However, I don’t think I’m alone in believing that being by one’s self has become unfairly associated with eccentricity, but perhaps more insidiously, intentionally associated with punishment. Certainly the modern educational system socializes us to be people people as we learn together, play together and study together forty hours or more per week. Being separated from the group and made to spend time alone is used from an early age as a penalty for breaking the rules, with the restorative goal being successful socialization. This type of negative aloneness exists as a preventative or “normalizing” measure that is too rarely balanced with a positive kind of aloneness that we might call solitude, and therefore our collective notion of being alone as a healthy practice is weakened.
Thomas Merton was one of the twentieth century’s most prolific, practicing authors on solitude.
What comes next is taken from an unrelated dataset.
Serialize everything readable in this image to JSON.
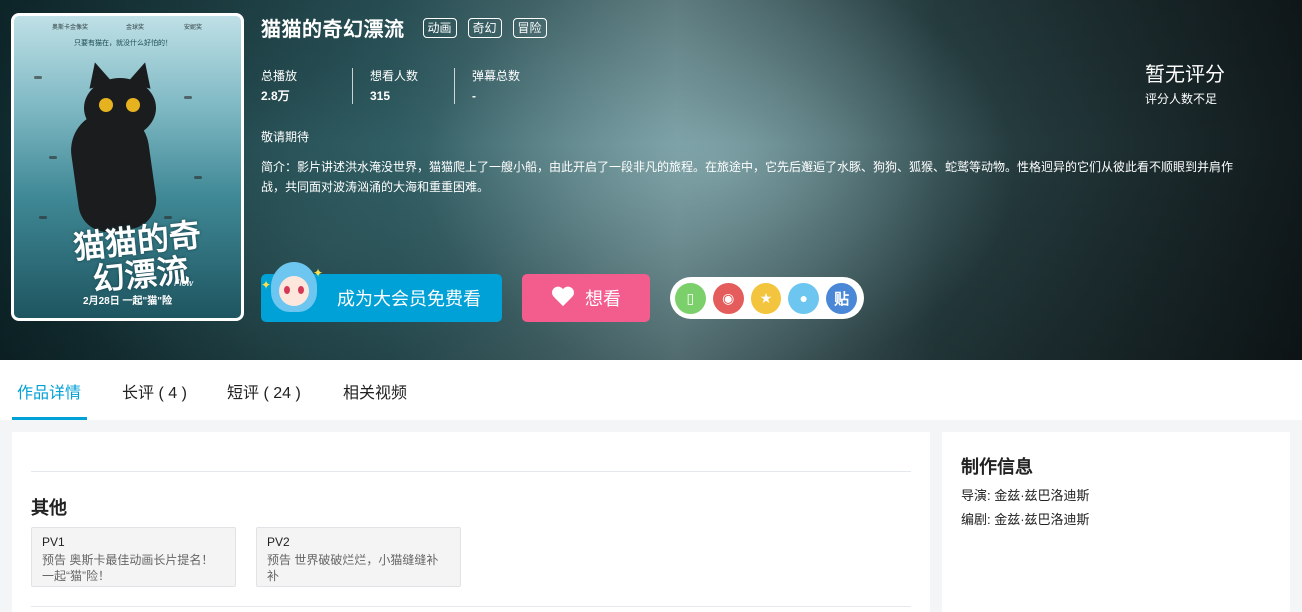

His condemnation of false solitude resonates with a critique of aloneness used as punishment toward normalization:
The need for true solitude is a complex and dangerous thing, but it is a real need. It is all the more real today when the collectivity tends more and more to swallow up the person in its shapeless and faceless mass. The temptation of our day is to equate “love” and “conformity” — passive subservience to the mass-mind or to the organization.
Using alone time as a punitive tool to enforce conformity, Merton might say, is ironic, given conformity’s tendency to swallow up the individual in destructive ways. Many of us have experienced a sense of holy rebellion at being “swallow[ed] up” by a mass force that effectively undermines our humanity. Think of being shoved around in a crowd after a sporting event or stereotyped by gender-directed advertising. However, we’re often not equipped with an awareness of how to practice true solitude — what Merton calls “the home of the person” — that helps us reclaim our humanity in the context of God’s love, whether we’re literally alone or struggling to cross a narrow footbridge with thousands of sweaty, drunk fellow fans.
Rather, we’re conditioned to embrace escapism as the cure by simply avoiding the people and situations we dislike. Getting away from it all might look like a private home gym where we don’t have to listen to someone else’s morning pundits or moving out to the country where we can be insulated by enough acreage to avoid the neighbor’s ATV. Merton would identify this instinct as “false solitude[,] the refuge of the individualist.” He writes,
…The only justification for a life of deliberate solitude is the conviction that it will help you to love not only God but also other men. If you go into the desert merely to get away from people you dislike, you will find neither peace nor solitude; you will only isolate yourself with a tribe of devils.
True solitude, therefore, turns back in on true community. “Go into the desert not to escape other men but in order to find them in God,” instructs Merton. And the desert might be literal or figurative, a bare landscape of rocks and sand or a state of being within one’s self.
Or maybe it’s a car with all the windows down, hugging the curves of a dark country road.